Today’s New York Times has a well-written, informative, and potentially explosive article, “How NYU’s Emergency Room Favors the Rich.” Here’s a summary, but read the whole thing for the full scoop:

In New York University’s busy Manhattan emergency department, Room 20 is special.

Steps away from the hospital’s ambulance bay, the room is outfitted with equipment to perform critical procedures or isolate those with highly infectious diseases.

Doctors say Room 20 is usually reserved for two types of patients: Those whose lives are on the line. And those who are V.I.P.s.

NYU Langone denies putting V.I.P.s first, but 33 medical workers told The New York Times that they had seen such patients receive preferential treatment in Room 20, one of the largest private spaces in the department. One doctor was surprised to find an orthopedic specialist in the room awaiting a senior hospital executive’s mother with hip pain. Another described an older hospital trustee who was taken to Room 20 when he was short of breath after exercising.

The privileged treatment is part of a broader pattern, a Times investigation found. For years, NYU’s emergency room in Manhattan has secretly given priority to donors, trustees, politicians, celebrities, and their friends and family, according to 45 medical workers, internal hospital records and other confidential documents reviewed by The Times.

Continue reading

“Life After Privacy”: Thoughts on Big Data (3)

This is the third part of my series on Big Data, focused on Firmin DeBrabander’s book,  Life After Privacy.
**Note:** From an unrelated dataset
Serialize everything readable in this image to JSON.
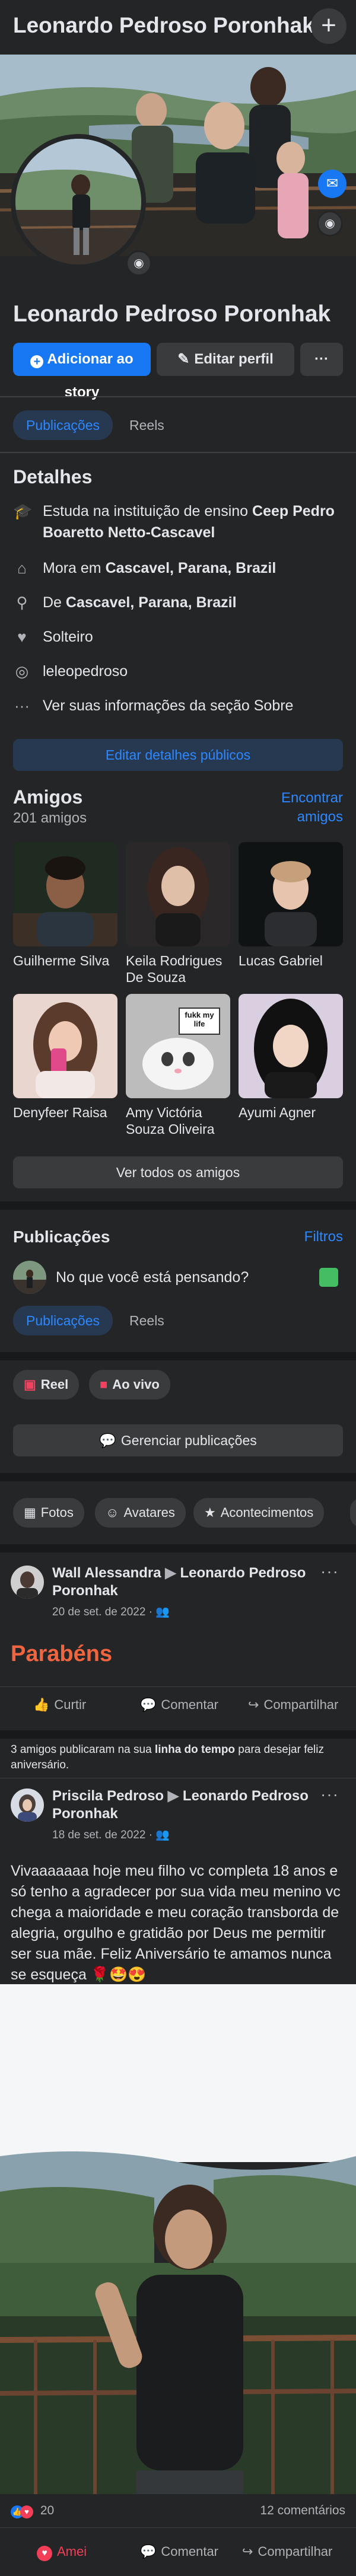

In the first part, I laid out the argument of DeBrabander’s book as a whole. In the second part, I took issue with what I think of as his “victim-blaming” account of the rise of Big Data. In this part and the next few, I take issue with what I think of DeBrabander’s counsels of despair in dealing with Big Data.

Those counsels of despair might be captured in the following three claims: 

  1. Game Over: Because we’ve already surrendered our privacy to Big Data, there’s nothing to fight over.
  2. Out of Ammo: Because Big Data already controls the Internet, there’s nothing to fight with.
  3. Sour Grapes: Because we lack a good philosophical account of the nature and value of the privacy we’ve given up, we lack a defensible motivation to fight very hard to get it back.

Given this, DeBrabander regards the struggle for privacy as a red herring. The real prize we ought to be seeking is political freedom of a participatory, Arendtian sort, a value that not only bears little connection to privacy, but is in tension with it. Once we opt for an Arendt-style politics, privacy will become a secondary concern, if that. The relevant value will become collective participation in the common good, not privacy.  Continue reading

Baby, We Can’t Drive Your Car

(Revised)

December 18, 2022

Copart, Inc.
2704 Geryville Pike
Pennsburg, PA 18073

To whom it may concern:

Thank you for your recent communication regarding the Lebanon County Court of Common Pleas’s decision, finding against Dawid Malek as well as against the “further Defendants listed in the attached Exhibit A.” Needless to say, Exhibit A was neither attached nor received in any communication I’ve ever received from you, but I appreciate the empty gesture. Continue reading